Forskningstema: Global helse
Forskere på Fafo: Anne Hatløy
Management of children with moderate acute malnutrition (MAM) needs to improve to reduce the transition from MAM to severe acute malnutrition (SAM).
This study aimed to assess barriers to management of MAM among children aged 6 to 59 months in Damot Pulassa, Wolaita, South Ethiopia.
This descriptive phenomenological design used 6 focus group discussions with mothers or caregivers of children aged 6 to 59 months and 10 in-depth interviews with health service providers. Data were analyzed using Colaizzi’s descriptive phenomenological method.
Six themes were identified: Possible reasons for MAM; identification of a child with MAM; management services of MAM; maternal-level barriers; service provider-level barrier; and suggestions to improve the service. Shortage of food and money, selling out of self-produced food without having sufficient reserves at home, large household size, shame on having children with malnutrition, occasional house-to-house screening for MAM, family-initiated screening, leaving the management responsibility of children with MAM to the family, no provision of supplementary food, and lack of repeated follow-up visits were the main obstacles for managing MAM.

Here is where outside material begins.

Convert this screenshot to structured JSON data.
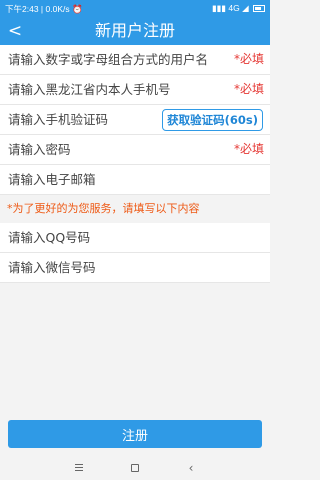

Maternal-level barriers and service provider-level barriers affect the management of MAM negatively in Damot Pulassa, Wolaita. Children with MAM living in the area ineligible for food supplementation could deteriorate to SAM. The provision of nutrition counseling to the mothers of children with MAM without food supplementation placed children with MAM at increased risk of negative outcomes. Thus, the government should give more attention and facilitation in promoting supplementary food into the existing management of MAM.